For the children who are able to attend school, access is still impeded: overcrowded classes and lack of material, which consequently affects children’s ability to concentrate and perform. Most of the children have lost years of education. The number of teachers is insufficient – with up to 100 students per teacher – which has resulted in children having to attend school in shifts. Moreover, teachers are not equipped to adequately support children who have been out of school for a very long time and, throughout this time, been exposed to trauma.
Temporary learning spaces in 330 schools
Terre des hommes decided in agreement with the Iraqi Ministry of Education, to implement temporary learning spaces in schools across the Salah al-Din (SAD) and Kirkuk governorates.

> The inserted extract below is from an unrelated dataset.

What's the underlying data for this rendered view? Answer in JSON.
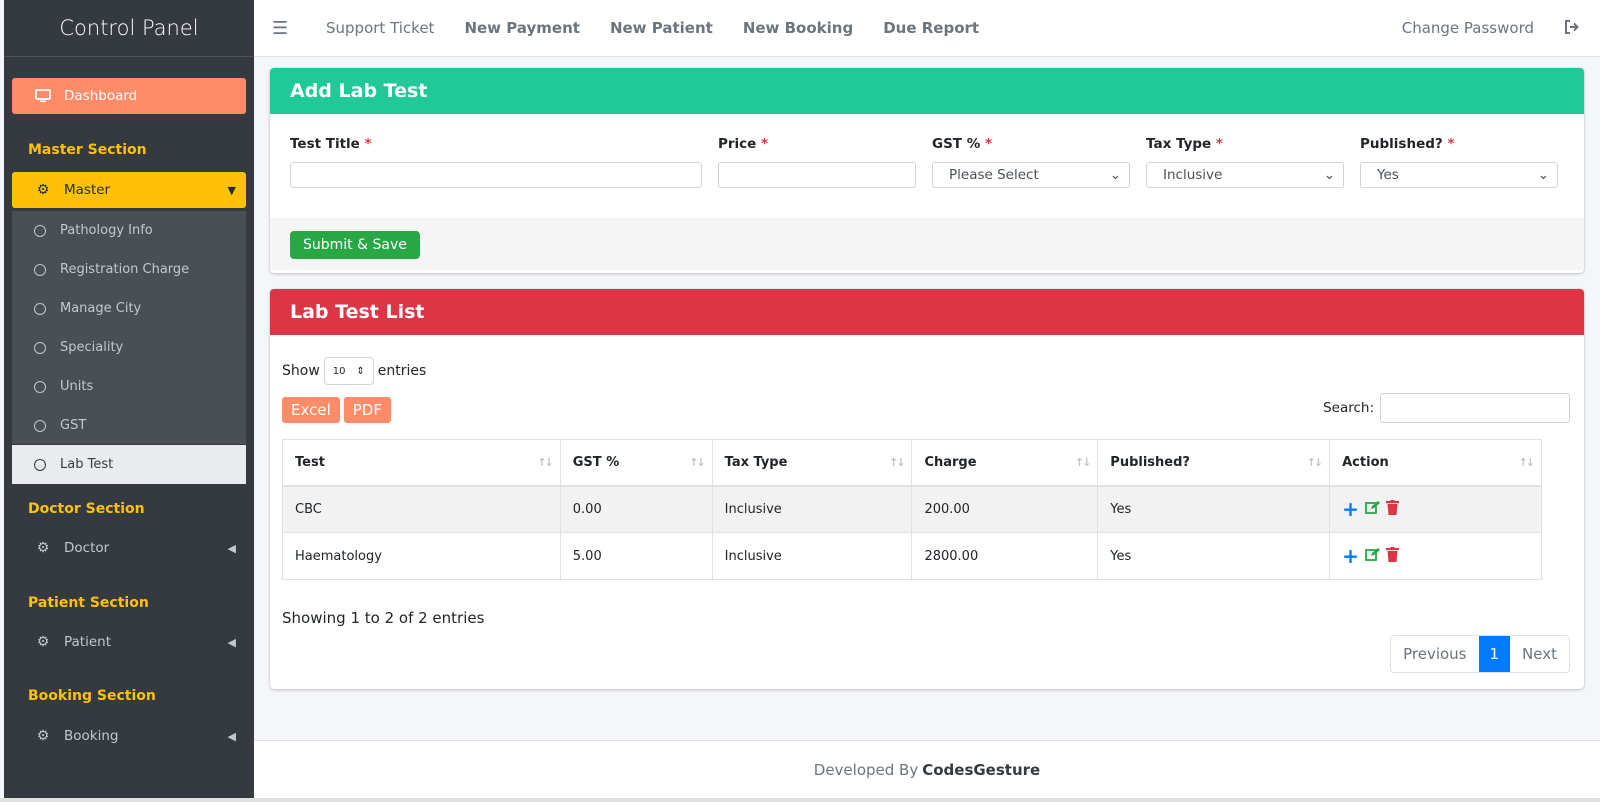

In order to target zones and schools with the largest needs, and to ensure mediation with the communities, the program was designed in collaboration with headmasters and teachers at school level, the District of Education at district and governorate levels as well as the Ministry of Education at a national level. In September, Terre des hommes carried out an assessment of 200 schools, and subsequently rolled out the distribution of more than a thousand Better Shelter units, which were set up during the months of September and October. The learning spaces were equipped with desks, chairs, a white board, fire extinguishers and electricity connections.
Today, 150,000 students receive primary education through the program, in 1,152 Better Shelter units which have been implemented in 330 schools, with an average of 450 students per school.
“Better Shelter has been a large and satisfying project, and the impact it had was truly motivating” said, Sara Faiek, a Better Shelter Supervisor. “The project made a real impact on education in rural remote areas. These are areas in which schools had fallen into a state of disrepair or were badly damaged during the war against ISIL, and as a result were overcrowded or children were unable to attend school. The installation of Better Shelter classrooms enabled a healthy learning environment for the students and increased the number of students being able to be enrolled at each school.”
The project was partly financed through generous donations by Borealis, UPS Foundation and private donors through the crowdsourcing platform www.respekt.net.
 IOM, Displacement Tracking Matrix Round 102, 2018: https://reliefweb.int/report/iraq/iraq-displacement-tracking-matrix-dtm-round-102-august-2018
 OCHA, Global Humanitarian Overview, 2018: https://www.unocha.org/sites/unocha/files/GHO2019.pdf